Exercise aim:
Using only the records, tally the lines with "transaction" in them and state that total by itself.
• • • •
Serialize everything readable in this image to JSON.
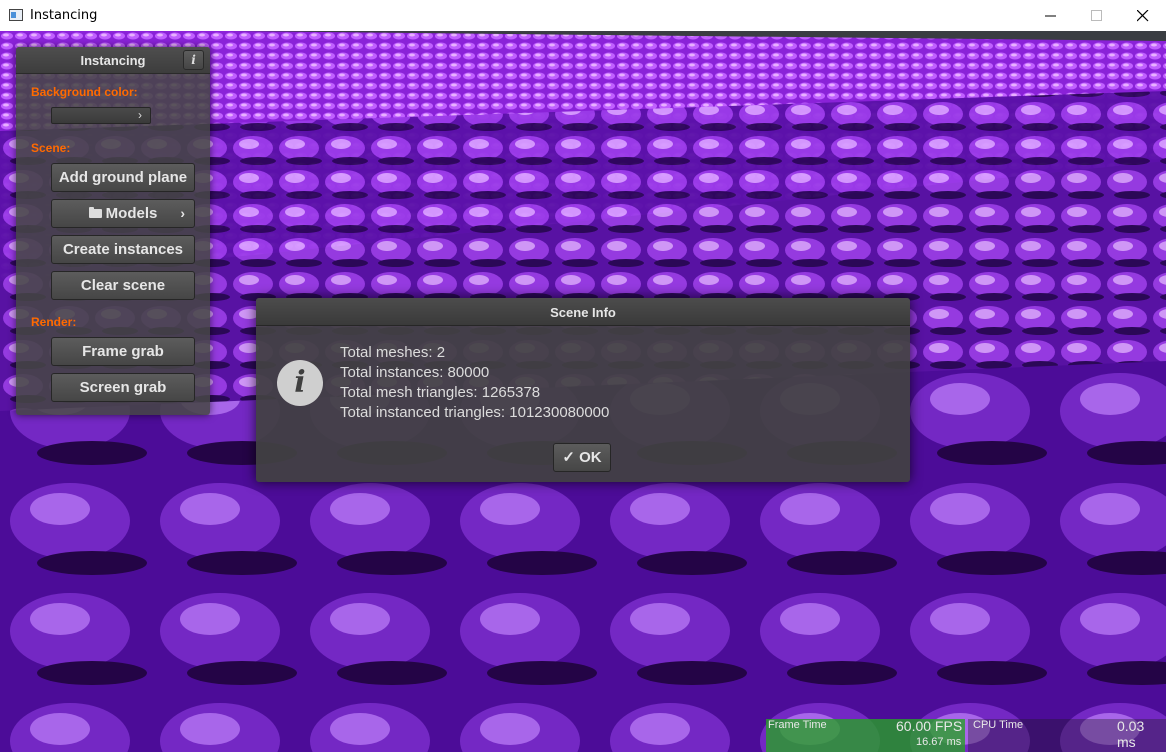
{
  "window": {
    "title": "Instancing"
  },
  "panel": {
    "title": "Instancing",
    "info_button": "i",
    "background_label": "Background color:",
    "background_chevron": "›",
    "scene_label": "Scene:",
    "add_ground_plane": "Add ground plane",
    "models": "Models",
    "models_chevron": "›",
    "create_instances": "Create instances",
    "clear_scene": "Clear scene",
    "render_label": "Render:",
    "frame_grab": "Frame grab",
    "screen_grab": "Screen grab"
  },
  "dialog": {
    "title": "Scene Info",
    "icon": "i",
    "lines": [
      "Total meshes: 2",
      "Total instances: 80000",
      "Total mesh triangles: 1265378",
      "Total instanced triangles: 101230080000"
    ],
    "ok_label": "OK",
    "ok_check": "✓"
  },
  "perf": {
    "frame_time_label": "Frame Time",
    "fps": "60.00 FPS",
    "frame_ms": "16.67 ms",
    "cpu_time_label": "CPU Time",
    "cpu_ms": "0.03 ms"
  },
  "colors": {
    "accent_label": "#ff6a00",
    "scene_purple": "#7a18c8",
    "fps_graph": "#28a028"
  },
  "icons": {
    "app": "window-app-icon",
    "minimize": "minimize-icon",
    "maximize": "maximize-icon",
    "close": "close-icon",
    "folder": "folder-icon",
    "info": "info-icon"
  }
}
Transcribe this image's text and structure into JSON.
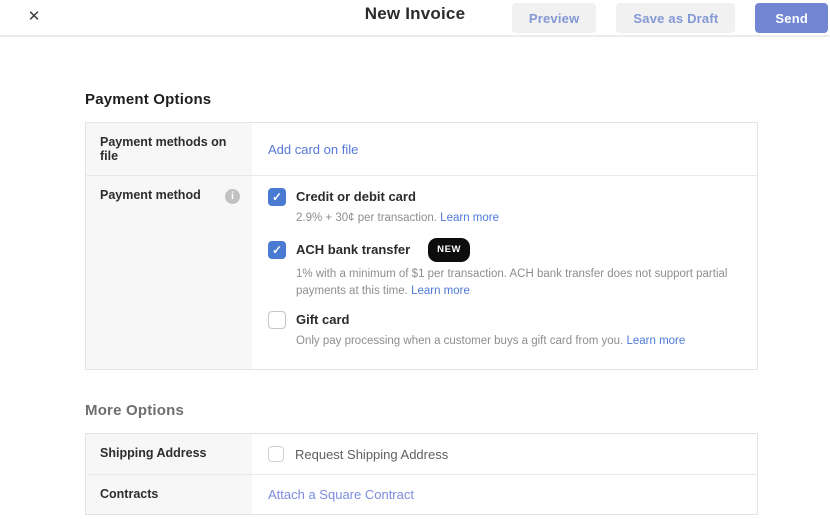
{
  "colors": {
    "accent_checkbox_blue": "#4a7ad1",
    "send_button_blue": "#7386d3",
    "secondary_button_text": "#8398d5",
    "link_blue": "#5678d8",
    "badge_black": "#0d0d0d",
    "table_border": "#e3e3e3",
    "label_cell_bg": "#f7f7f7"
  },
  "icons": {
    "close": "✕",
    "check": "✓",
    "info": "i"
  },
  "header": {
    "title": "New Invoice",
    "buttons": {
      "preview": "Preview",
      "save_as_draft": "Save as Draft",
      "send": "Send"
    }
  },
  "payment_options": {
    "heading": "Payment Options",
    "methods_on_file": {
      "label": "Payment methods on file",
      "link": "Add card on file"
    },
    "payment_method": {
      "label": "Payment method",
      "options": [
        {
          "label": "Credit or debit card",
          "checked": true,
          "description": "2.9% + 30¢ per transaction.",
          "link": "Learn more"
        },
        {
          "label": "ACH bank transfer",
          "badge": "NEW",
          "checked": true,
          "description": "1% with a minimum of $1 per transaction. ACH bank transfer does not support partial payments at this time.",
          "link": "Learn more"
        },
        {
          "label": "Gift card",
          "checked": false,
          "description": "Only pay processing when a customer buys a gift card from you.",
          "link": "Learn more"
        }
      ]
    }
  },
  "more_options": {
    "heading": "More Options",
    "shipping": {
      "label": "Shipping Address",
      "checkbox_label": "Request Shipping Address",
      "checked": false
    },
    "contracts": {
      "label": "Contracts",
      "link": "Attach a Square Contract"
    }
  }
}
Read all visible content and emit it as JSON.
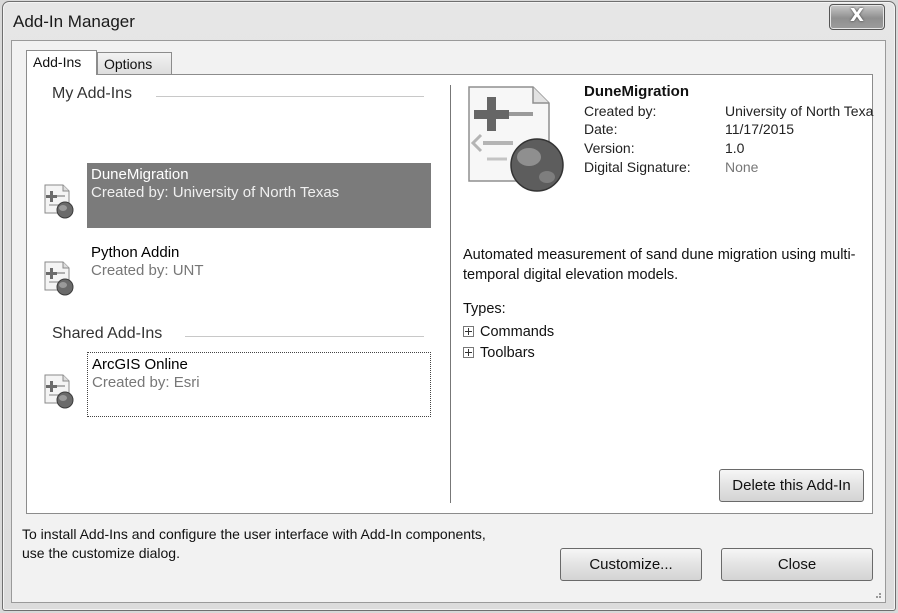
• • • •
Solution for this task:
2